*TASK INSTRUCTIONS*: Your copy runs from the line containing "Parse this screenshot: output" through the last line of the listing, both included. Restate those lines word for word and leave out pictures.

*MATERIAL FOR THIS TASK*:
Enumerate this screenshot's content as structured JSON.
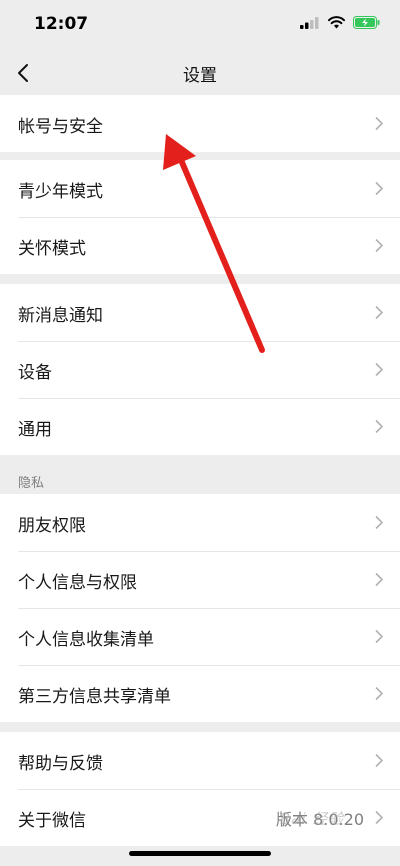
{
  "status_bar": {
    "time": "12:07"
  },
  "header": {
    "title": "设置"
  },
  "groups": [
    {
      "items": [
        {
          "label": "帐号与安全"
        }
      ]
    },
    {
      "items": [
        {
          "label": "青少年模式"
        },
        {
          "label": "关怀模式"
        }
      ]
    },
    {
      "items": [
        {
          "label": "新消息通知"
        },
        {
          "label": "设备"
        },
        {
          "label": "通用"
        }
      ]
    },
    {
      "section_title": "隐私",
      "items": [
        {
          "label": "朋友权限"
        },
        {
          "label": "个人信息与权限"
        },
        {
          "label": "个人信息收集清单"
        },
        {
          "label": "第三方信息共享清单"
        }
      ]
    },
    {
      "items": [
        {
          "label": "帮助与反馈"
        },
        {
          "label": "关于微信",
          "value": "版本 8.0.20"
        }
      ]
    }
  ],
  "watermark": "Bai 经验",
  "colors": {
    "background": "#ededed",
    "annotation_arrow": "#e3201b",
    "battery": "#34c759"
  }
}
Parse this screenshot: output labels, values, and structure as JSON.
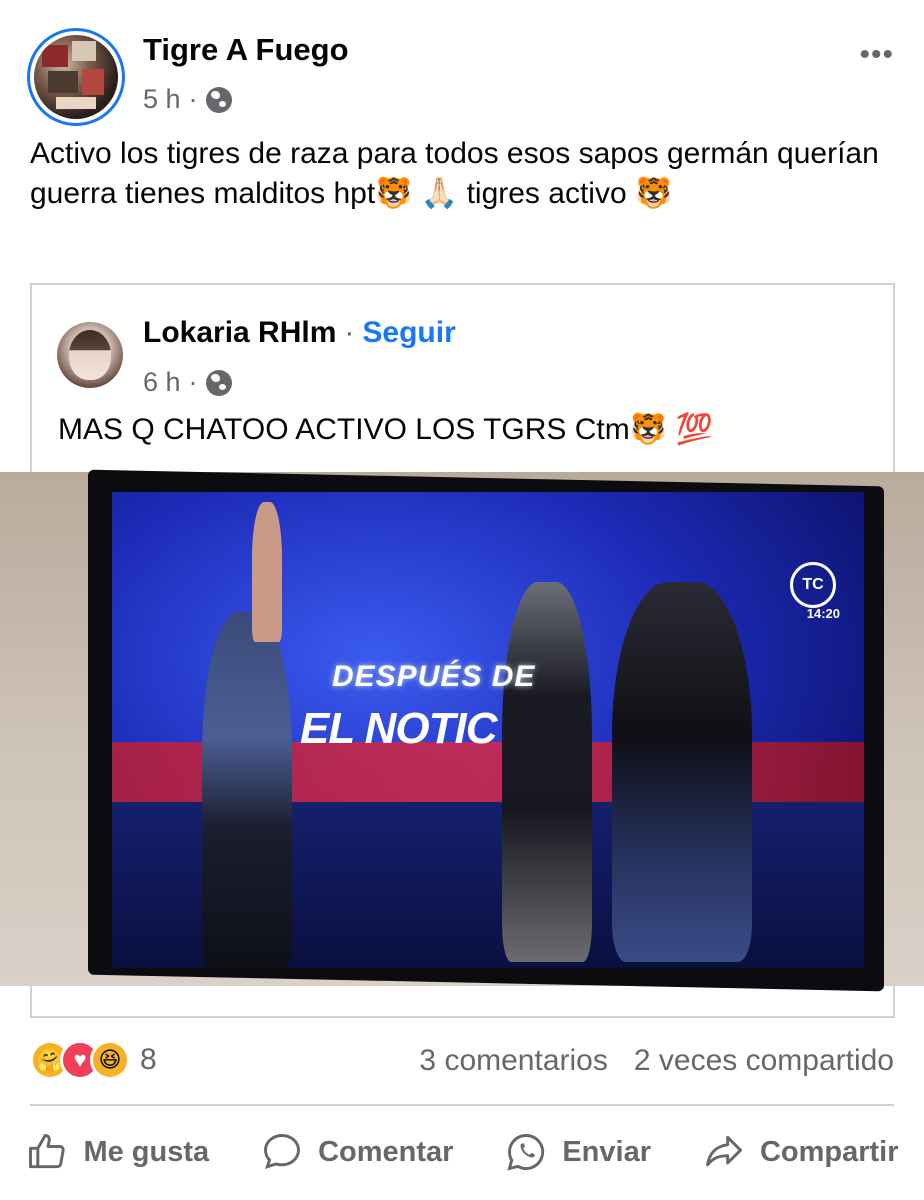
{
  "post": {
    "author": "Tigre A Fuego",
    "time": "5 h",
    "separator": "·",
    "privacy_icon": "globe-icon",
    "more_icon": "•••",
    "text": "Activo los tigres de raza para todos esos sapos germán querían guerra tienes malditos hpt🐯 🙏🏻 tigres activo 🐯"
  },
  "shared_post": {
    "author": "Lokaria RHlm",
    "dot": "·",
    "follow_label": "Seguir",
    "time": "6 h",
    "separator": "·",
    "privacy_icon": "globe-icon",
    "text": "MAS Q CHATOO ACTIVO LOS TGRS Ctm🐯 💯",
    "image": {
      "tv_logo_top": "DESPUÉS DE",
      "tv_logo_bottom": "EL NOTIC",
      "channel_logo": "TC",
      "clock": "14:20"
    }
  },
  "reactions": {
    "icons": [
      "care-reaction-icon",
      "love-reaction-icon",
      "haha-reaction-icon"
    ],
    "count": "8",
    "comments": "3 comentarios",
    "shares": "2 veces compartido"
  },
  "actions": {
    "like": "Me gusta",
    "comment": "Comentar",
    "send": "Enviar",
    "share": "Compartir"
  },
  "colors": {
    "accent": "#1877f2",
    "secondary_text": "#65676b",
    "divider": "#ced0d4"
  }
}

*TASK RESPONSE*:
Parse this screenshot: output labels, values, and structure as JSON.
{
  "post": {
    "author": "Tigre A Fuego",
    "time": "5 h",
    "separator": "·",
    "privacy_icon": "globe-icon",
    "more_icon": "•••",
    "text": "Activo los tigres de raza para todos esos sapos germán querían guerra tienes malditos hpt🐯 🙏🏻 tigres activo 🐯"
  },
  "shared_post": {
    "author": "Lokaria RHlm",
    "dot": "·",
    "follow_label": "Seguir",
    "time": "6 h",
    "separator": "·",
    "privacy_icon": "globe-icon",
    "text": "MAS Q CHATOO ACTIVO LOS TGRS Ctm🐯 💯",
    "image": {
      "tv_logo_top": "DESPUÉS DE",
      "tv_logo_bottom": "EL NOTIC",
      "channel_logo": "TC",
      "clock": "14:20"
    }
  },
  "reactions": {
    "icons": [
      "care-reaction-icon",
      "love-reaction-icon",
      "haha-reaction-icon"
    ],
    "count": "8",
    "comments": "3 comentarios",
    "shares": "2 veces compartido"
  },
  "actions": {
    "like": "Me gusta",
    "comment": "Comentar",
    "send": "Enviar",
    "share": "Compartir"
  },
  "colors": {
    "accent": "#1877f2",
    "secondary_text": "#65676b",
    "divider": "#ced0d4"
  }
}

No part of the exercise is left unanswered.